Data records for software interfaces
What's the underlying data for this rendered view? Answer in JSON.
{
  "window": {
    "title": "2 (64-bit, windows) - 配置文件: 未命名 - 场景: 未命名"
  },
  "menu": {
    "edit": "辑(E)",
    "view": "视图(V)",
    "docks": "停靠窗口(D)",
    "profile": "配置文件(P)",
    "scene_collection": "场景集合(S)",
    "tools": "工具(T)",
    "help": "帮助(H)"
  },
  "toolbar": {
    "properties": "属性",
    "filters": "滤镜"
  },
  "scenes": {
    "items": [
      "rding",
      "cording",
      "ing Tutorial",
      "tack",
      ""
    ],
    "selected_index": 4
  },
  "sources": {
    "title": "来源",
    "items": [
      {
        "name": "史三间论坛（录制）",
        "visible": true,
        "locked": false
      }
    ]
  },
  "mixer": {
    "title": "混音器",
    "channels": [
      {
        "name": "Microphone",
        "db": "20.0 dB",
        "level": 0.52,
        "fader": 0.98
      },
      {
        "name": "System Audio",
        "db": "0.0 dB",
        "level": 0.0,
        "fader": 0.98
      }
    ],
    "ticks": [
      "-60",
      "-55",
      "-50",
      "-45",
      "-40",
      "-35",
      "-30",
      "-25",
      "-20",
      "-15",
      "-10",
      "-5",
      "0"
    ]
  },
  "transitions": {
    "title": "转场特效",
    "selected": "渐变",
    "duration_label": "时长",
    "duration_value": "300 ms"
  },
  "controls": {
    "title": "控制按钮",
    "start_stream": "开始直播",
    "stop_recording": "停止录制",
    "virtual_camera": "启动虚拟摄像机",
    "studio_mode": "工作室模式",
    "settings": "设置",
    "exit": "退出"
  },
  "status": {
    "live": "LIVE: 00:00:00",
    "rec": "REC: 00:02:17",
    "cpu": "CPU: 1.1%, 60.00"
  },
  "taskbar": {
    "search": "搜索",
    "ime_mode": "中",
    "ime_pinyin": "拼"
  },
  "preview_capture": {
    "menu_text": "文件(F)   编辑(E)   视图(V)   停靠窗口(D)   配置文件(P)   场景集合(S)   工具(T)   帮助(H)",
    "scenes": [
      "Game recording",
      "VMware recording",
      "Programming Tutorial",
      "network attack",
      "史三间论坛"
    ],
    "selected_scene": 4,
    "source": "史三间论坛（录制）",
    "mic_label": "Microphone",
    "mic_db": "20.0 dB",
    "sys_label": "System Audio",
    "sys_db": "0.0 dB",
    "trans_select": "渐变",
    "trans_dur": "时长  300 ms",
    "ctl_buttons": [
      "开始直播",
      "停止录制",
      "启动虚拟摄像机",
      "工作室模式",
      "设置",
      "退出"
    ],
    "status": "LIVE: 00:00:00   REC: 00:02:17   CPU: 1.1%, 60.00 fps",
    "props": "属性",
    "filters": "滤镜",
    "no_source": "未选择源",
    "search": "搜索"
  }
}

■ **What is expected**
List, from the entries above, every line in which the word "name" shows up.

■ **Exercise solution**
        "name": "史三间论坛（录制）",
        "name": "Microphone",
        "name": "System Audio",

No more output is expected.